In this exclusive and heartfelt piece, Shefali Shah states the importance of stories, how she is hopeful about the future of content in India and cites Delhi Crime as evidence of the progress
Storytelling is an intrinsic part of humanity. Stories are passed from generation to generation — of adventures, experiences, fantasy, fiction and reality. Some narrated, some written and some personified on the celluloid. They have one thing in common — a universal sense of connection that can capture someone’s heart and also, perhaps, their mind.
India has a glorious history of art, cinema and filmmaking for more than a century. This has allowed a plethora of stories, across many themes, to be brought to life on screen. With the advent of streaming services, storytellers and actors have been given a vast canvas for their creative expression, resulting in fresh storytelling in the entertainment industry. Bringing new characters, untold stories and out-of-the-box ideas on screen.
Delhi Crime is one of the most respected shows bringing facets of humanity and society to the fore, and it went on to win the Best Drama Series at the International Emmys. It is a great example of an authentic and responsible story resonating everywhere. As an artist, it is exhilarating to know that your story can travel through 190 countries and be discovered on any given day by someone.
Older established paradigms are being challenged to cater to the cultural zeitgeist. One of the examples is the increase of women's representation both in front and behind the screens. It is so heartening to see characters like DCP Vartika Chaturvedi in Delhi Crime being created and services like Netflix completely trusting the creators and actors to do justice to these complex parts.
We’re also seeing more and more stories with women lead characters, and more films and series being written, produced and directed by women, with the creators and the consumers growing and ascending with every new story and how it’s told.
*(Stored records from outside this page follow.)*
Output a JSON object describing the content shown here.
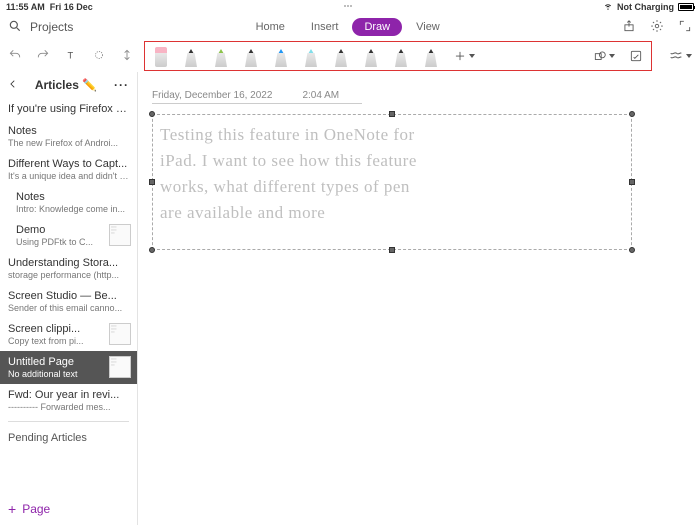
{
  "status": {
    "time": "11:55 AM",
    "date": "Fri 16 Dec",
    "charge": "Not Charging"
  },
  "search_label": "Projects",
  "tabs": {
    "home": "Home",
    "insert": "Insert",
    "draw": "Draw",
    "view": "View"
  },
  "sidebar": {
    "title": "Articles ✏️",
    "items": [
      {
        "t": "If you're using Firefox for And...",
        "s": ""
      },
      {
        "t": "Notes",
        "s": "The new Firefox of Androi..."
      },
      {
        "t": "Different Ways to Capt...",
        "s": "It's a unique idea and didn't fi..."
      },
      {
        "t": "Notes",
        "s": "Intro:  Knowledge come in..."
      },
      {
        "t": "Demo",
        "s": "Using PDFtk to C..."
      },
      {
        "t": "Understanding Stora...",
        "s": "storage performance  (http..."
      },
      {
        "t": "Screen Studio — Be...",
        "s": "Sender of this email canno..."
      },
      {
        "t": "Screen clippi...",
        "s": "Copy text from pi..."
      },
      {
        "t": "Untitled Page",
        "s": "No additional text"
      },
      {
        "t": "Fwd: Our year in revi...",
        "s": "---------- Forwarded mes..."
      }
    ],
    "pending": "Pending Articles",
    "add": "Page"
  },
  "note": {
    "date": "Friday, December 16, 2022",
    "time": "2:04 AM",
    "ink_lines": [
      "Testing this feature in OneNote for",
      "iPad.   I want to see how this feature",
      "works, what different types of pen",
      "are available and more"
    ]
  },
  "pen_colors": [
    "#ffffff",
    "#333333",
    "#8bc34a",
    "#333333",
    "#2196f3",
    "#80deea",
    "#333333",
    "#333333",
    "#333333",
    "#333333"
  ]
}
It’s the best time for all artists, not just to pamper perception but to push beyond their comfort zones, to challenge it.
Consumers have the choice and control of what they want to watch, when, and on which device, broadening their perspective on culture and entertainment. Viewers today demand stories and characters that move them, which has enabled storytellers to tell the most passionate and best version of their story. They are consuming films and series not only in Indian languages but in many international languages as well, helping them see different parts of the world and understand diverse cultures on screen in an empowering and uniting moment for audiences, one that transcends borders and geographies.
All these factors have reduced barriers in the entertainment industry. Indian storytellers, both emerging as well as established, are creating stories that are diverse, authentic, local, relatable and ground-breaking. For audiences, this means discovering content for every kind of mood, be it lesser-told stories created by established filmmakers or bold strokes from emerging storytellers. For storytellers and artists, this means bringing their passion to life in the most creative way possible, without the pressures of a shelf-life or geographical limitations.
India’s film and entertainment industry has been an important point of influence globally, and the recent Emmy win for Delhi Crime only strengthens that soft power further. An ecosystem like this will continue to thrive as long as creative expression is celebrated and artists are given the freedom to unearth performances that move audiences. It’s the perfect time to not just be practical and prudent but to be preposterous and shift the very paradigm of entertainment and pave a path to progress, together. As an artist and a storyteller, I feel very excited about the opportunities that lie ahead.